_Instructions for the task_: From the line holding "Transcribe this image's" to the final line of the entries, set down each line exactly, including both, and nothing more.

_Information provided_:
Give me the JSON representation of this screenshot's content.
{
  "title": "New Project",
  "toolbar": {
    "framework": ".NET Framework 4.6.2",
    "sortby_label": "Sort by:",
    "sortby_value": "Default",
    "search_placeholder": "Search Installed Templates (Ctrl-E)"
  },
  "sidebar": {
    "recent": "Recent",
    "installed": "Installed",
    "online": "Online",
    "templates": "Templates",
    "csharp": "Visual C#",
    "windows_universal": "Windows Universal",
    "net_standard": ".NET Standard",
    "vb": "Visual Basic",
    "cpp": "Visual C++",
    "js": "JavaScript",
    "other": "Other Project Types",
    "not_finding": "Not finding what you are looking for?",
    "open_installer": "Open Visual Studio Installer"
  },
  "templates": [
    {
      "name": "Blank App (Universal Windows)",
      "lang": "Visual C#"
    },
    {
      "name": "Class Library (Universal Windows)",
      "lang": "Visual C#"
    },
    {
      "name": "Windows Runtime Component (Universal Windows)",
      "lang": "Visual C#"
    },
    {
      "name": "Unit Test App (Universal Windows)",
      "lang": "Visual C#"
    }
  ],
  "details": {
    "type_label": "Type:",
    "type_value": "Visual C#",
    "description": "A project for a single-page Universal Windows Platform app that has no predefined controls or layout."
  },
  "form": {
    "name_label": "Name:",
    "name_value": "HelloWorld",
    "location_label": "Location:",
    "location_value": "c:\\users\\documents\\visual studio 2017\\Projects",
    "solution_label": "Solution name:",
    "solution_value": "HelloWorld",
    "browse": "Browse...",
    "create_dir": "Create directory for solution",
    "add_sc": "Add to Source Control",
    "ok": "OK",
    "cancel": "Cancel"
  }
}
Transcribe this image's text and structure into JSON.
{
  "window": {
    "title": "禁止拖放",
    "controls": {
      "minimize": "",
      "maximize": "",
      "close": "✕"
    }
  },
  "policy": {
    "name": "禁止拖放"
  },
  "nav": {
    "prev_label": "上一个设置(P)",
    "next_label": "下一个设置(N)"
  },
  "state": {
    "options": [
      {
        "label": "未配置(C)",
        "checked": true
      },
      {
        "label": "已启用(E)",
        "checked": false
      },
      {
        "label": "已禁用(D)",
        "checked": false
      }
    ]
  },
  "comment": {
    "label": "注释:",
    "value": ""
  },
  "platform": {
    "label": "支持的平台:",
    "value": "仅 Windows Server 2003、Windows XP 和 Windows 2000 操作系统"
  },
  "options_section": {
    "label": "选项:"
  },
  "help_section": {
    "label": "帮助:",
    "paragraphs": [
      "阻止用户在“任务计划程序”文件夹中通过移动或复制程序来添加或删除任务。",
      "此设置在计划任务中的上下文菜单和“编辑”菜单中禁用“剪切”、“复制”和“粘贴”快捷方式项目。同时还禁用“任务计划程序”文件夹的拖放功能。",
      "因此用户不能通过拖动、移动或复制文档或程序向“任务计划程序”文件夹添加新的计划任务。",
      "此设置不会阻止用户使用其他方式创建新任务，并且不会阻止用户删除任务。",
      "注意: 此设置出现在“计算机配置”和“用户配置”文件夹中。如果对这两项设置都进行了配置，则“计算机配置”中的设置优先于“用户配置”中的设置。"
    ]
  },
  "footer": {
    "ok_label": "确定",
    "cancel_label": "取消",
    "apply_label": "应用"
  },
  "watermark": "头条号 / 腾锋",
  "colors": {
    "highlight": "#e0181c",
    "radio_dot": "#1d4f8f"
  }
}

_The answer_:
Transcribe this image's text and structure into JSON.
{
  "window": {
    "title": "禁止拖放",
    "controls": {
      "minimize": "",
      "maximize": "",
      "close": "✕"
    }
  },
  "policy": {
    "name": "禁止拖放"
  },
  "nav": {
    "prev_label": "上一个设置(P)",
    "next_label": "下一个设置(N)"
  },
  "state": {
    "options": [
      {
        "label": "未配置(C)",
        "checked": true
      },
      {
        "label": "已启用(E)",
        "checked": false
      },
      {
        "label": "已禁用(D)",
        "checked": false
      }
    ]
  },
  "comment": {
    "label": "注释:",
    "value": ""
  },
  "platform": {
    "label": "支持的平台:",
    "value": "仅 Windows Server 2003、Windows XP 和 Windows 2000 操作系统"
  },
  "options_section": {
    "label": "选项:"
  },
  "help_section": {
    "label": "帮助:",
    "paragraphs": [
      "阻止用户在“任务计划程序”文件夹中通过移动或复制程序来添加或删除任务。",
      "此设置在计划任务中的上下文菜单和“编辑”菜单中禁用“剪切”、“复制”和“粘贴”快捷方式项目。同时还禁用“任务计划程序”文件夹的拖放功能。",
      "因此用户不能通过拖动、移动或复制文档或程序向“任务计划程序”文件夹添加新的计划任务。",
      "此设置不会阻止用户使用其他方式创建新任务，并且不会阻止用户删除任务。",
      "注意: 此设置出现在“计算机配置”和“用户配置”文件夹中。如果对这两项设置都进行了配置，则“计算机配置”中的设置优先于“用户配置”中的设置。"
    ]
  },
  "footer": {
    "ok_label": "确定",
    "cancel_label": "取消",
    "apply_label": "应用"
  },
  "watermark": "头条号 / 腾锋",
  "colors": {
    "highlight": "#e0181c",
    "radio_dot": "#1d4f8f"
  }
}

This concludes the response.